== PROBLEM REQUIREMENTS ==
In the entries that follow, find every line containing "children" and copy it.

(Page and application data records)
-- Opening Marker --
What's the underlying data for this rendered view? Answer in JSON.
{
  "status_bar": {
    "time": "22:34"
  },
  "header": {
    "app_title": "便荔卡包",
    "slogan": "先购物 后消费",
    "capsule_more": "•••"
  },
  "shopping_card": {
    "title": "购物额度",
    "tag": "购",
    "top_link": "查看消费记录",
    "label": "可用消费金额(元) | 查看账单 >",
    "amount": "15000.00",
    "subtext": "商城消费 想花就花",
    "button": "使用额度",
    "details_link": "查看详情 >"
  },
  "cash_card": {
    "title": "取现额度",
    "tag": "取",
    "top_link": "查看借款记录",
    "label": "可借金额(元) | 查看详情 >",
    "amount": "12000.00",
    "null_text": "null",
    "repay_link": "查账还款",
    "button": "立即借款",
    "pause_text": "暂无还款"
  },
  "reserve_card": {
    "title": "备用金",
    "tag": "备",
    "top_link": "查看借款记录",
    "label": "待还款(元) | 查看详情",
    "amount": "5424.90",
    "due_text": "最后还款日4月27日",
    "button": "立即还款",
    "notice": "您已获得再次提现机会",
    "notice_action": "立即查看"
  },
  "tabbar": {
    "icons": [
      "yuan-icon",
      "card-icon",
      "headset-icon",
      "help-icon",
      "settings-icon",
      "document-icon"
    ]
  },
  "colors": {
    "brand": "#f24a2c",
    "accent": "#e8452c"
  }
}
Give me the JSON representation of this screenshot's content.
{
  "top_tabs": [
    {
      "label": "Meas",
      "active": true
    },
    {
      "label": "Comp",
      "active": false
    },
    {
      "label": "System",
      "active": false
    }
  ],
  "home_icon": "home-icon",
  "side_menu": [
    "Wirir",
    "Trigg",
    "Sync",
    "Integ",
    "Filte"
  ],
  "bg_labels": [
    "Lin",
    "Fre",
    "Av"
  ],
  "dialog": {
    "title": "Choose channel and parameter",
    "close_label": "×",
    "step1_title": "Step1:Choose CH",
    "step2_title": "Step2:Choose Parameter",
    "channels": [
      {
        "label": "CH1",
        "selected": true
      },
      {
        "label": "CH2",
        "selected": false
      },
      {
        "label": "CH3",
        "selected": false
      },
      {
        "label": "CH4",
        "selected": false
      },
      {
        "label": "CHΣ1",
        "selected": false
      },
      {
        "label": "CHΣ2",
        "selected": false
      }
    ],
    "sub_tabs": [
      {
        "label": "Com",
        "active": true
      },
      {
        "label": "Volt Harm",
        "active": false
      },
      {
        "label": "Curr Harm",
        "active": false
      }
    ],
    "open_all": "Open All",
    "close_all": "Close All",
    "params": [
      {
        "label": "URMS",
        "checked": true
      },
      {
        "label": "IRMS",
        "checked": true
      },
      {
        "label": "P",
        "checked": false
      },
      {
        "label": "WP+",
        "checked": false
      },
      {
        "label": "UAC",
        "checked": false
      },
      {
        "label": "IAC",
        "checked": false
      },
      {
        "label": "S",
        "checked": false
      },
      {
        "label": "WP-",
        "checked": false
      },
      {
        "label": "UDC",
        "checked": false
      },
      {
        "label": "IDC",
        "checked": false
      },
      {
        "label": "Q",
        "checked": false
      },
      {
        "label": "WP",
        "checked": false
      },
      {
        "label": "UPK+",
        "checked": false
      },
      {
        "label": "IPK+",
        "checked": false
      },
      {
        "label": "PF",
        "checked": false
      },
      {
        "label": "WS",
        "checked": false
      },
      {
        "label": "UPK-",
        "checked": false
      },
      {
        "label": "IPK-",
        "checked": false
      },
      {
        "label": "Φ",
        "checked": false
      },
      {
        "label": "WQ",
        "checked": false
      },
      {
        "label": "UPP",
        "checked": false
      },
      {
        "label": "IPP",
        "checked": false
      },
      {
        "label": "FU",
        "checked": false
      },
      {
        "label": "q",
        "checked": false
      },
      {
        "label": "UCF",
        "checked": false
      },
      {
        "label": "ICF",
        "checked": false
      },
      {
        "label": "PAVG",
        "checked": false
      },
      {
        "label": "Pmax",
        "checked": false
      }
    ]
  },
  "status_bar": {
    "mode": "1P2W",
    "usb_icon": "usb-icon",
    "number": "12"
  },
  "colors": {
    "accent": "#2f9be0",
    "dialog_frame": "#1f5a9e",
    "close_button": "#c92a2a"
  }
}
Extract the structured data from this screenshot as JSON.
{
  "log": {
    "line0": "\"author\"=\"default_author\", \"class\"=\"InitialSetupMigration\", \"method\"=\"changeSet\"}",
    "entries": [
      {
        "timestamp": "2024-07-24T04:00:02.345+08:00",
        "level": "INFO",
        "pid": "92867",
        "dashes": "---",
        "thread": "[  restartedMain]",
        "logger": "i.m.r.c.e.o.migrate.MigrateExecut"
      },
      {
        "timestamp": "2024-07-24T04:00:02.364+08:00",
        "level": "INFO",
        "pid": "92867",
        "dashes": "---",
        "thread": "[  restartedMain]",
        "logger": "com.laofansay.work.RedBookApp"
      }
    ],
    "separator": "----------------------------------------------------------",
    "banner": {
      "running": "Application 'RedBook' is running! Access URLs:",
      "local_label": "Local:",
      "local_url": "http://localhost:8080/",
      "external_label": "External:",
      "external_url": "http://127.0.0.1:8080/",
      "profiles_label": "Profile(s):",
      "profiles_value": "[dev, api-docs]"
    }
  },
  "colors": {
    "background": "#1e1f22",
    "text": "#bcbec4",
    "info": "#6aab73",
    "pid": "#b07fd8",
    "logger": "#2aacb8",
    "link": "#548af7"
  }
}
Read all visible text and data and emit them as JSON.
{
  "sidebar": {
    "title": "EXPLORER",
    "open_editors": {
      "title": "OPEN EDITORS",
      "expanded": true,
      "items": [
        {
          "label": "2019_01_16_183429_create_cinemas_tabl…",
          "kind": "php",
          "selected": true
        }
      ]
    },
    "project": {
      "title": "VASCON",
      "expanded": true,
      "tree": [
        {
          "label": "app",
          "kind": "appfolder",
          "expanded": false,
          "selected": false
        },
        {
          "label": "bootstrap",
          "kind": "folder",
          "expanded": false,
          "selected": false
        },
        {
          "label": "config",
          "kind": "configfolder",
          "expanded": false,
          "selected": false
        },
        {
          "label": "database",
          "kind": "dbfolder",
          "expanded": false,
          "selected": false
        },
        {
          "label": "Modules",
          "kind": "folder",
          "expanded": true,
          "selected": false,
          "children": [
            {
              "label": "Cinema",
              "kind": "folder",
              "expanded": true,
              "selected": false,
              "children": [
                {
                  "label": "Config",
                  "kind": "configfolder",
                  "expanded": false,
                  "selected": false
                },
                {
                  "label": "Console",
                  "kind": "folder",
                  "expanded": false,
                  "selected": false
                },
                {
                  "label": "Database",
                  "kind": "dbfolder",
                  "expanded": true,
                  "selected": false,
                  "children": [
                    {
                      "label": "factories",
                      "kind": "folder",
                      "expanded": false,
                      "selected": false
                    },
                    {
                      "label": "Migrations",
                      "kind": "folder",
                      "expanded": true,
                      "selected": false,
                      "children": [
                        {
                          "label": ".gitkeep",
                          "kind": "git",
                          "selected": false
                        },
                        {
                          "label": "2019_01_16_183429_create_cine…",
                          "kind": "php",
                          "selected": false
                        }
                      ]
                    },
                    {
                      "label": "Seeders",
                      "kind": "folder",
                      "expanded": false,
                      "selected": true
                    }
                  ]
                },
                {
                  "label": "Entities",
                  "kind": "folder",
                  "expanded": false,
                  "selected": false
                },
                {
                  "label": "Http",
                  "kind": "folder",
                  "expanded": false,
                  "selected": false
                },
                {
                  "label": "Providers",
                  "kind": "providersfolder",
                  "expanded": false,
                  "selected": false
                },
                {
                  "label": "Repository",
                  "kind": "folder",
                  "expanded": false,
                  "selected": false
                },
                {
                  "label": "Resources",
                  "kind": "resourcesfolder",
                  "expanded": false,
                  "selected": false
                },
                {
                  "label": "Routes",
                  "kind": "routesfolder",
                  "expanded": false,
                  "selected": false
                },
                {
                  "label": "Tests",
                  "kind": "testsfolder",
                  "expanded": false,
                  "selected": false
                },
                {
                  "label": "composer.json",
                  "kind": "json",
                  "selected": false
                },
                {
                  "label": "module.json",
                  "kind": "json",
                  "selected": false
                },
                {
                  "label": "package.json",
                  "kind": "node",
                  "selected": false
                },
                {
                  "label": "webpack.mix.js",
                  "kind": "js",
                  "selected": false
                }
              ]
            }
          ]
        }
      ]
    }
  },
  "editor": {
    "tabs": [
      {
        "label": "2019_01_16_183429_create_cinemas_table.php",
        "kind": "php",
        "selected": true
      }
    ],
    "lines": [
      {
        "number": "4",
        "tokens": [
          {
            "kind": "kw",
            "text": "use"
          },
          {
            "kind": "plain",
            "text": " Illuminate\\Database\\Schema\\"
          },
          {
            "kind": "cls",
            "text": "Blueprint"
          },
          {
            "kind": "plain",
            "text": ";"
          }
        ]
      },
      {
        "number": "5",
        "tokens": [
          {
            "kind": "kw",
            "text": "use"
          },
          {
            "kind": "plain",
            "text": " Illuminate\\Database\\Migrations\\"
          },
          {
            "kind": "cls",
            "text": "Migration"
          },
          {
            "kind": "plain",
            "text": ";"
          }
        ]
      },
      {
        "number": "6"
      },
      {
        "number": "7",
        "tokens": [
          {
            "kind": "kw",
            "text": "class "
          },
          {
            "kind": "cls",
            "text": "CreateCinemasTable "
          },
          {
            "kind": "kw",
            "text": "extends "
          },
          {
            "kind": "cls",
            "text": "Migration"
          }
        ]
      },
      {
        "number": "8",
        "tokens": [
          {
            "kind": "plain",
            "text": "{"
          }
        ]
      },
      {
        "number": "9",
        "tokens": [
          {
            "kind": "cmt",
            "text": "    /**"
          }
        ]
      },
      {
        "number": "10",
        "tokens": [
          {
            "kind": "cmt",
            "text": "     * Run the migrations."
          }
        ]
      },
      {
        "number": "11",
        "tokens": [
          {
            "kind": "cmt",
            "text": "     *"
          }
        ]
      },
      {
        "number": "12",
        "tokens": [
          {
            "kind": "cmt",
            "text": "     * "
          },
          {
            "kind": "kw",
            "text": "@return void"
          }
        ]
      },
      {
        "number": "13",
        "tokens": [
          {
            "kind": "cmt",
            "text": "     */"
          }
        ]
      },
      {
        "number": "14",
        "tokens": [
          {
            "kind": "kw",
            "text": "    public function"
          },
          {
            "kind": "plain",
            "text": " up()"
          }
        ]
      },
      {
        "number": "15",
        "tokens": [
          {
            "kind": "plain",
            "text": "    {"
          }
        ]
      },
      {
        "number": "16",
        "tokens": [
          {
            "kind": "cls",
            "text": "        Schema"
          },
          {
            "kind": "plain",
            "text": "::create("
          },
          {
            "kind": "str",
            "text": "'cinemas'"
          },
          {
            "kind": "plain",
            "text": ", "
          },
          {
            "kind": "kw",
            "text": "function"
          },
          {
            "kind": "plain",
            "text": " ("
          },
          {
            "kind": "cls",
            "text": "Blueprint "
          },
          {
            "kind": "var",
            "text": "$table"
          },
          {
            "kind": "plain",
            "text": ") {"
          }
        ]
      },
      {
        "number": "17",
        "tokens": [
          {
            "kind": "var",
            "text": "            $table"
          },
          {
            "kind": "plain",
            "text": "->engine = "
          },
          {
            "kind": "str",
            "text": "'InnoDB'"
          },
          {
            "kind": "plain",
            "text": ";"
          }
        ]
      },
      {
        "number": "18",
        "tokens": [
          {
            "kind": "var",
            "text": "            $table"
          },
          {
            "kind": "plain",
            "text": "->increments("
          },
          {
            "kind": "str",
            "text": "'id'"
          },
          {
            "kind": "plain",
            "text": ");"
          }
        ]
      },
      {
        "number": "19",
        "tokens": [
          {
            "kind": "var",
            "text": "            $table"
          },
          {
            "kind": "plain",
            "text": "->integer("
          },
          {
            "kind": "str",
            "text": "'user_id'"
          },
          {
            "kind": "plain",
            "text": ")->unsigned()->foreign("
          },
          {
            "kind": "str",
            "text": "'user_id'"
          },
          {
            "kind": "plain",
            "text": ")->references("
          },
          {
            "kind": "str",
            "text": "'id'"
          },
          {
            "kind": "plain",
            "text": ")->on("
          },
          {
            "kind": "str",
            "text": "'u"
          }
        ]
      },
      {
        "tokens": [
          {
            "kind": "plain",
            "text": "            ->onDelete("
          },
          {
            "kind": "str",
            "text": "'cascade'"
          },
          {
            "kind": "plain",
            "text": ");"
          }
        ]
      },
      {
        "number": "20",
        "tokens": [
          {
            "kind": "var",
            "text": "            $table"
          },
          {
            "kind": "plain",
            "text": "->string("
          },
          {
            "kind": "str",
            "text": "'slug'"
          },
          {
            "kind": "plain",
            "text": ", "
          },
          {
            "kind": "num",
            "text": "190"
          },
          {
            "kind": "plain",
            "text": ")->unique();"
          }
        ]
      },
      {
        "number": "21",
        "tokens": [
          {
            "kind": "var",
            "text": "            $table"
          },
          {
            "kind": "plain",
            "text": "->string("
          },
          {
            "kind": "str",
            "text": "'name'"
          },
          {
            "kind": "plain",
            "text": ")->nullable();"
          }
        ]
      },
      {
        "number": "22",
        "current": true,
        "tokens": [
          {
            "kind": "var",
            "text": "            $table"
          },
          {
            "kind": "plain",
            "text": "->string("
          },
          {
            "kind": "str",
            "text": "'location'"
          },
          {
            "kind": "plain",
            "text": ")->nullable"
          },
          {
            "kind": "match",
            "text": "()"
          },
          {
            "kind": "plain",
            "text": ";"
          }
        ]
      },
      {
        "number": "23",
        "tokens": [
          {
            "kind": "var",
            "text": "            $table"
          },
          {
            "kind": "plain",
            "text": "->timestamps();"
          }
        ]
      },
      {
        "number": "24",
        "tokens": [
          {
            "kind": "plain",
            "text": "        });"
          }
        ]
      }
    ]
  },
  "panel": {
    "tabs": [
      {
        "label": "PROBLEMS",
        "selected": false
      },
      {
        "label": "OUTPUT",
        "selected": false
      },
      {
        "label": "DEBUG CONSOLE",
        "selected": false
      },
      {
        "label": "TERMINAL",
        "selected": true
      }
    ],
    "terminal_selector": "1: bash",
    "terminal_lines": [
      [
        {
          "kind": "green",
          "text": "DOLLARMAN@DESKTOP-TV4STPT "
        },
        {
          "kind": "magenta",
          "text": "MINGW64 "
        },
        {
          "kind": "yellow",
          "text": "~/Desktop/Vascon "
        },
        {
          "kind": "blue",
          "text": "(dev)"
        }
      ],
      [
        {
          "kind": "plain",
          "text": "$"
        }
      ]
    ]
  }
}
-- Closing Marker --
== TASK RESULT ==
          "children": [
              "children": [
                  "children": [
                      "children": [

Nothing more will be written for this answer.